- _PROVIDED RECORDS_:
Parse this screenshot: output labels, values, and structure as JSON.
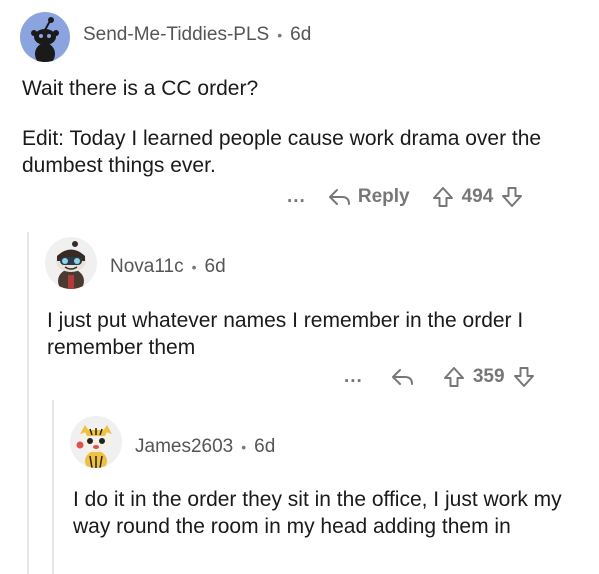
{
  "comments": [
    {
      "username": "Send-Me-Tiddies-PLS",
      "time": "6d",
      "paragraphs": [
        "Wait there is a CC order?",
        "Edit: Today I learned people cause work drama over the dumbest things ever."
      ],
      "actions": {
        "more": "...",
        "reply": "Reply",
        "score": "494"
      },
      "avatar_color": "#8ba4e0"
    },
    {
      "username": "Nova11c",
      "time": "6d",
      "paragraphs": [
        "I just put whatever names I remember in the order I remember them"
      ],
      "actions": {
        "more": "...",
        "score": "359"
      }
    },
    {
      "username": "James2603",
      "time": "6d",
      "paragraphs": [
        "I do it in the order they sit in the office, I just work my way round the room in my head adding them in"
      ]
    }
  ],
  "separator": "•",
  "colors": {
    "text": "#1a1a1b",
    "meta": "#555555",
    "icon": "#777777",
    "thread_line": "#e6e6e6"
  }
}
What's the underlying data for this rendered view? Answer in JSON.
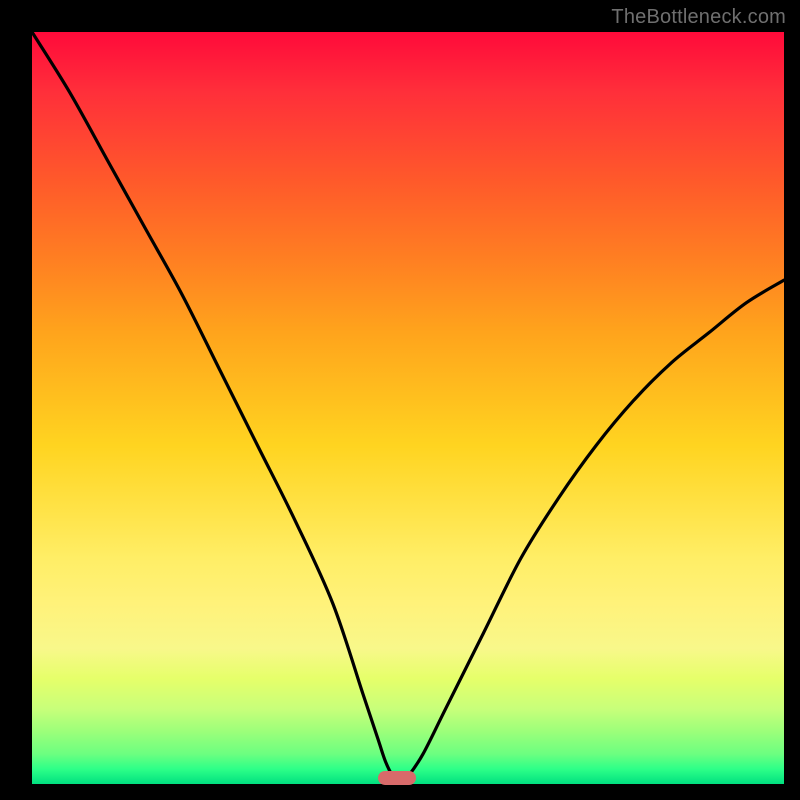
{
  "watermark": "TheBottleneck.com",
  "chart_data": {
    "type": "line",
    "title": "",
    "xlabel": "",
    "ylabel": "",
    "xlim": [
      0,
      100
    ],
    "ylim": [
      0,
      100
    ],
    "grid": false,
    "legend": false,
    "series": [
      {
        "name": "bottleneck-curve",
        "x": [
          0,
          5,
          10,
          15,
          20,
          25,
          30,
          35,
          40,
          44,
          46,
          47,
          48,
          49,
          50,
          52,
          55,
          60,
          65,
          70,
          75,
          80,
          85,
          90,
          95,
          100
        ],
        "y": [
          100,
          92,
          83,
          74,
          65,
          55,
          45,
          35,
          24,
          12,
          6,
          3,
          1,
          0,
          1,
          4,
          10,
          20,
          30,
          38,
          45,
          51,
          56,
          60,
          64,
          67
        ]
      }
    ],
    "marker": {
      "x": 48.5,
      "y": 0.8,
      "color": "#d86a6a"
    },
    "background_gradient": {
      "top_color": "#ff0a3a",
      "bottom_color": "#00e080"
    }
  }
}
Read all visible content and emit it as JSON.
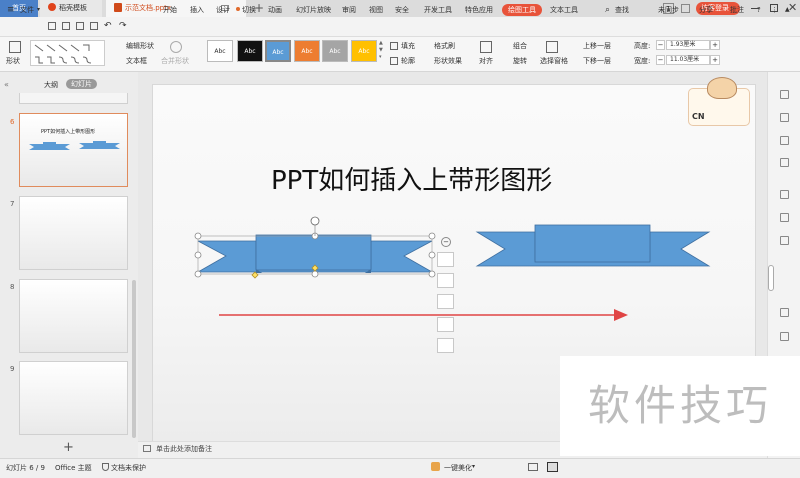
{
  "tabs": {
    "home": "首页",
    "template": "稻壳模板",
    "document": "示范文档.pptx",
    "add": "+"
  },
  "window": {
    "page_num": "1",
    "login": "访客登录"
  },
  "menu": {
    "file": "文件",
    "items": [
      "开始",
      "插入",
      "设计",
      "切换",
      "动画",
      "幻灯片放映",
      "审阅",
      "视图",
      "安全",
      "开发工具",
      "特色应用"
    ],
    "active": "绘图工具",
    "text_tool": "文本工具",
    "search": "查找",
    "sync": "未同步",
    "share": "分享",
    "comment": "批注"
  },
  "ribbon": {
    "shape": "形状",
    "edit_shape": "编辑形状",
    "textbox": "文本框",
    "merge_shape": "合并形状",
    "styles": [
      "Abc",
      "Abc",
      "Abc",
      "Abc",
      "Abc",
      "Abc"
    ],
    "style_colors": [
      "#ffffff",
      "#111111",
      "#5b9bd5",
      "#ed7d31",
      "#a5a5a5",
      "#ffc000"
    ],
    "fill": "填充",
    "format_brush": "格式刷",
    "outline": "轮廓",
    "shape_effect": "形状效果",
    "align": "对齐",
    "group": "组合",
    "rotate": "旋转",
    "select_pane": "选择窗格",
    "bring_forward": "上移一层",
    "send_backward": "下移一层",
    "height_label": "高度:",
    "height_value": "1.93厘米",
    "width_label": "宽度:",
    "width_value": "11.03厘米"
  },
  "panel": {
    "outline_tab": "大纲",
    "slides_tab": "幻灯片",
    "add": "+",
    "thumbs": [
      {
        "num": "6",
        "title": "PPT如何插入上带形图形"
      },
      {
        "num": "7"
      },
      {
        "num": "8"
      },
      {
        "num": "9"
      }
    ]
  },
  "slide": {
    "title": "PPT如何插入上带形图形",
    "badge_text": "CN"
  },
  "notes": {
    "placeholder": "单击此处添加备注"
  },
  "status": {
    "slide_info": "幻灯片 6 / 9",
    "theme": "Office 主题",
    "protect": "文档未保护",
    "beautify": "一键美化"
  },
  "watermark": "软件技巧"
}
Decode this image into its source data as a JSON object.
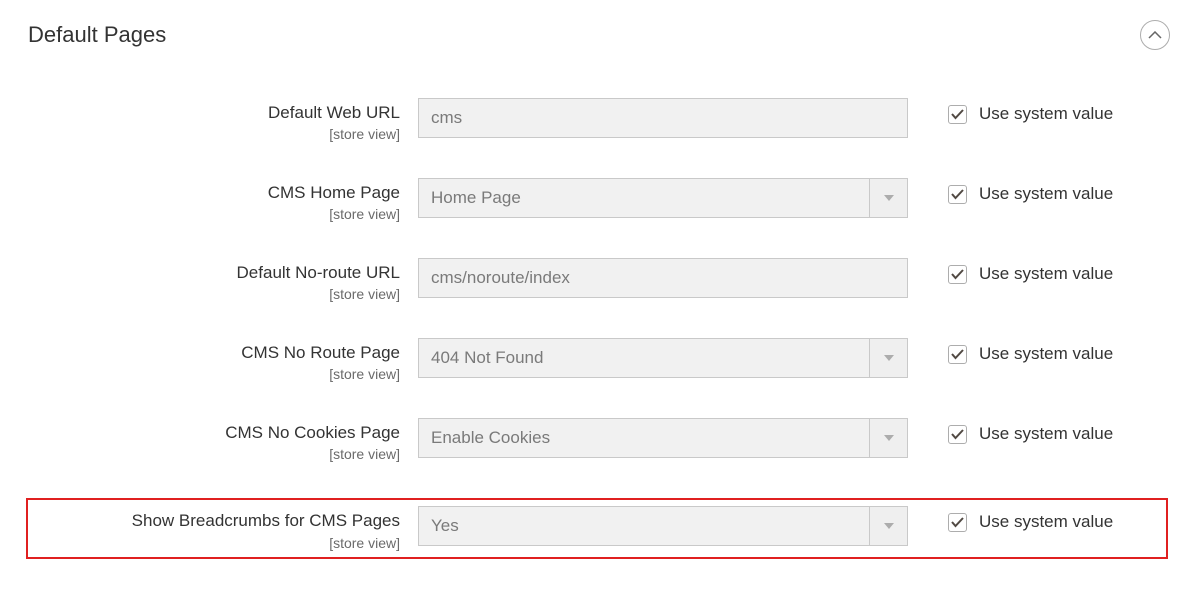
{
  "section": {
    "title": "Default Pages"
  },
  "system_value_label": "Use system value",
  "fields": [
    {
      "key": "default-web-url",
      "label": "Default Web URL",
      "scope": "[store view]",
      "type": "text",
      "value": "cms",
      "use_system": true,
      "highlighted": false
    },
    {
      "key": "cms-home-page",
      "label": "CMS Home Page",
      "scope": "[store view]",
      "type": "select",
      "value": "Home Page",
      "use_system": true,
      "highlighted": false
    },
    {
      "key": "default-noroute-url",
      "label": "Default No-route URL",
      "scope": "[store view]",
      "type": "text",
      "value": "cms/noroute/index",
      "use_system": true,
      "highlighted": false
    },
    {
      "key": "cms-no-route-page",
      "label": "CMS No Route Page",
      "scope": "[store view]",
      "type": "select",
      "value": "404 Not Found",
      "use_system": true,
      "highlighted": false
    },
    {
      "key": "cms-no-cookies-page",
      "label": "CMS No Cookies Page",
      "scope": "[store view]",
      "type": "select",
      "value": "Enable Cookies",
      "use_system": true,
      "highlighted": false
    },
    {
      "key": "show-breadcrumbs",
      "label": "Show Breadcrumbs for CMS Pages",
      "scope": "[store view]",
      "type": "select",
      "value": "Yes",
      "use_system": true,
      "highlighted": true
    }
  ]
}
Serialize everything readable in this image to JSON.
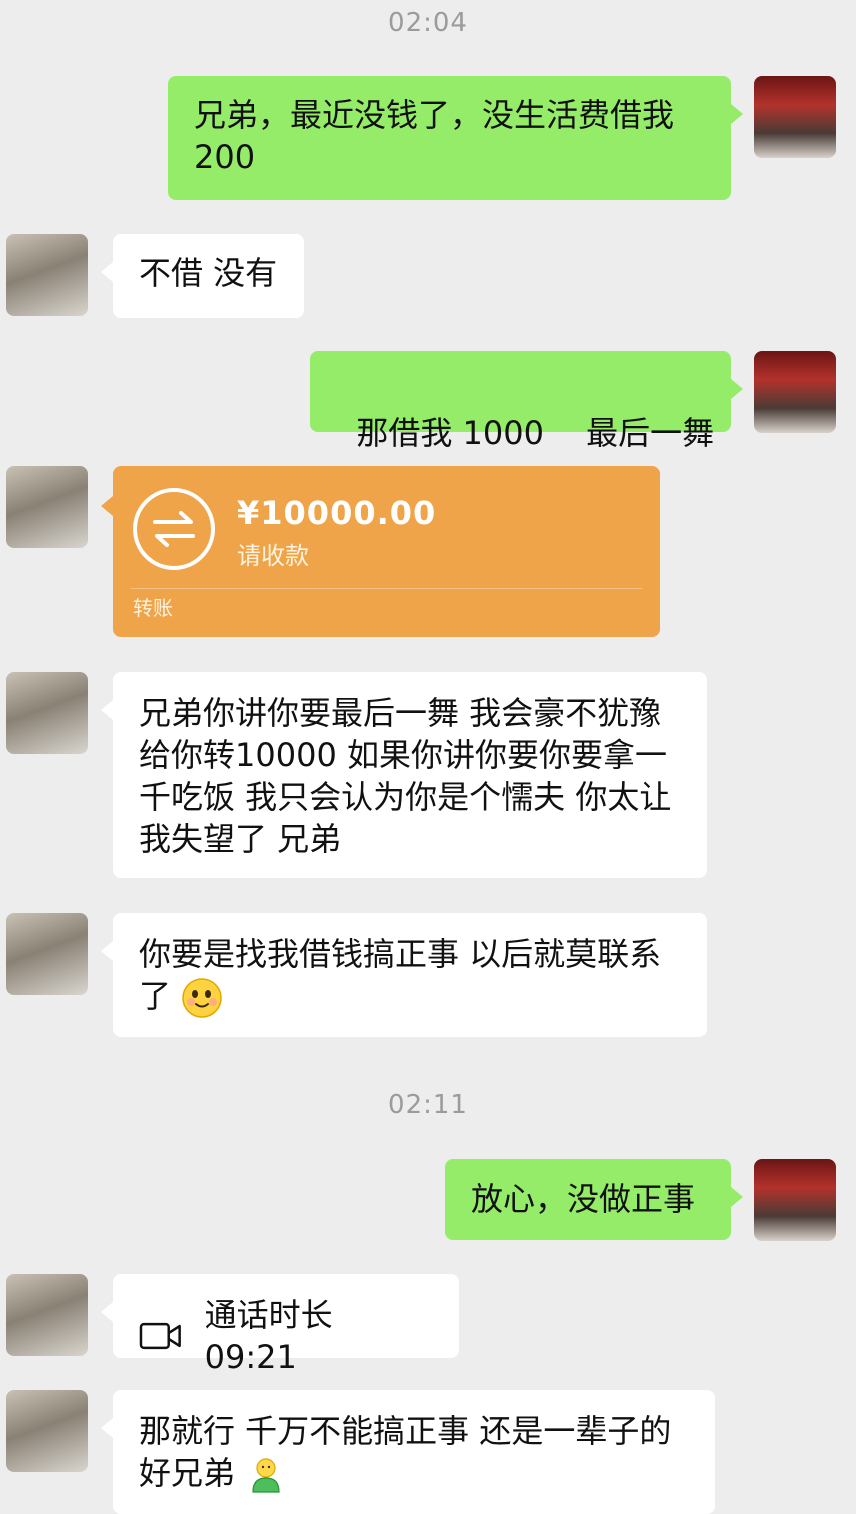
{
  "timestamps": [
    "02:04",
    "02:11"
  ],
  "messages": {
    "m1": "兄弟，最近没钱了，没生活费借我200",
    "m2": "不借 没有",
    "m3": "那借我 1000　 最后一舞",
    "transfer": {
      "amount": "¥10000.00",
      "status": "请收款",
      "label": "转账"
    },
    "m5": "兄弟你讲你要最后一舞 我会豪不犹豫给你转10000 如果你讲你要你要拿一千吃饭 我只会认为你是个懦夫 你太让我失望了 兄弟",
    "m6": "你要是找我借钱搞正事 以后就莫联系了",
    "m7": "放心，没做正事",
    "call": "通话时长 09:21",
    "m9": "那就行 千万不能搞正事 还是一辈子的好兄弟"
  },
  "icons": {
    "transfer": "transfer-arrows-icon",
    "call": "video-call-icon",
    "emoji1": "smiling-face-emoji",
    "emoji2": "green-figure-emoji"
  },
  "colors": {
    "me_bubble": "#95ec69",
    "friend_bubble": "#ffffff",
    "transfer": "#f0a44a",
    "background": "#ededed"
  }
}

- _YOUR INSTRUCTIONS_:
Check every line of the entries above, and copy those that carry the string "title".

- _ANSWER BOX_:
    "title": "",
        "title": "PPT如何插入上带形图形"
    "title": "PPT如何插入上带形图形",
    "title": "Default Pages"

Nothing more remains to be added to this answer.